◆ Directions: Check every line below for the string "title", and copy the lines that contain it.

◆ Exercise materials:
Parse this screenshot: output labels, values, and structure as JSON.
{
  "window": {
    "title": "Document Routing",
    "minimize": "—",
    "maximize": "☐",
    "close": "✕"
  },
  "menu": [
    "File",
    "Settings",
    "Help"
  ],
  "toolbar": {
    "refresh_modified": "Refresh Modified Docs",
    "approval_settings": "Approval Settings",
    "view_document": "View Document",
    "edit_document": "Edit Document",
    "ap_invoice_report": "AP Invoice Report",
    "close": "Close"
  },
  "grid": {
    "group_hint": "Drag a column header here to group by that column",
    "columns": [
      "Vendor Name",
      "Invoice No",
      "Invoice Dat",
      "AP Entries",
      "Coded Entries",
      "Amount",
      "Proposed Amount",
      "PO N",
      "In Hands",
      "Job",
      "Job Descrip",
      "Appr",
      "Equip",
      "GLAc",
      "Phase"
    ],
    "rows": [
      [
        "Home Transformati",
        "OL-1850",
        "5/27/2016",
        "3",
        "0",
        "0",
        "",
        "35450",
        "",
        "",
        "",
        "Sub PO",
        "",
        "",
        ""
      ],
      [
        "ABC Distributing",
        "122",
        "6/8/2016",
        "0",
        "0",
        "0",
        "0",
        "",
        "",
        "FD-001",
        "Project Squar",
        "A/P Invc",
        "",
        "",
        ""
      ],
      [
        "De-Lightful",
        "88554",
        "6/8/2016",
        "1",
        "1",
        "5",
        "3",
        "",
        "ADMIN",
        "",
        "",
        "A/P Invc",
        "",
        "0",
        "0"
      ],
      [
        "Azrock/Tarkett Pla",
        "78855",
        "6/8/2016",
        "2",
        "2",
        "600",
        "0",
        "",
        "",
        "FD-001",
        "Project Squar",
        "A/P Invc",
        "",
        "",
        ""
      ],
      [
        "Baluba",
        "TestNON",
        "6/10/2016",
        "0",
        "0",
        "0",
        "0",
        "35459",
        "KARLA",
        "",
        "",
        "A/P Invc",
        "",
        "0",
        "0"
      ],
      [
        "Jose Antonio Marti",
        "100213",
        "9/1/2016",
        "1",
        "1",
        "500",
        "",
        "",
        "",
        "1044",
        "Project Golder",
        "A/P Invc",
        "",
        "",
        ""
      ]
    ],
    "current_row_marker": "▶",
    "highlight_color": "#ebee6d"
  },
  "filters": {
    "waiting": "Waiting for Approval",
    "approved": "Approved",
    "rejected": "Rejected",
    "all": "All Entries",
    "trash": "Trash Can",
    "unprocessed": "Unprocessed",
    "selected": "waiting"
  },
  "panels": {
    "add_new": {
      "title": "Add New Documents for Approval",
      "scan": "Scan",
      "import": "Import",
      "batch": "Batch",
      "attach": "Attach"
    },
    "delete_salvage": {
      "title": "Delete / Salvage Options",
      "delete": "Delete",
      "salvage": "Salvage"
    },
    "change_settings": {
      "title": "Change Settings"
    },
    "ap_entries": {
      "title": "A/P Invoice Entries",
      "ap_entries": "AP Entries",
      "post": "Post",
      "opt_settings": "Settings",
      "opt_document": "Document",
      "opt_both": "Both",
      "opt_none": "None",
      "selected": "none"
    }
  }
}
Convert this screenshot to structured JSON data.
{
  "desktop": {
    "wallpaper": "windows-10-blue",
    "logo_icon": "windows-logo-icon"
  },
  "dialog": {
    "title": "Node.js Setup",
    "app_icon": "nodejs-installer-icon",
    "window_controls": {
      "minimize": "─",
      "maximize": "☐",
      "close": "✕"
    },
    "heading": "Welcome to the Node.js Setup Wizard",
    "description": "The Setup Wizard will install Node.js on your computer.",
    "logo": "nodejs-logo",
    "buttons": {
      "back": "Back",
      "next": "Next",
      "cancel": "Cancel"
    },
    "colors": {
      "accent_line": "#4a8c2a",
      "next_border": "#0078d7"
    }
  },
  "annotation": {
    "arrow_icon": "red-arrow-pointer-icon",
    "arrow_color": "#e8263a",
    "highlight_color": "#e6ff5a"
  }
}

◆ Response:
    "title": "Document Routing",
      "title": "Add New Documents for Approval",
      "title": "Delete / Salvage Options",
      "title": "Change Settings"
      "title": "A/P Invoice Entries",
    "title": "Node.js Setup",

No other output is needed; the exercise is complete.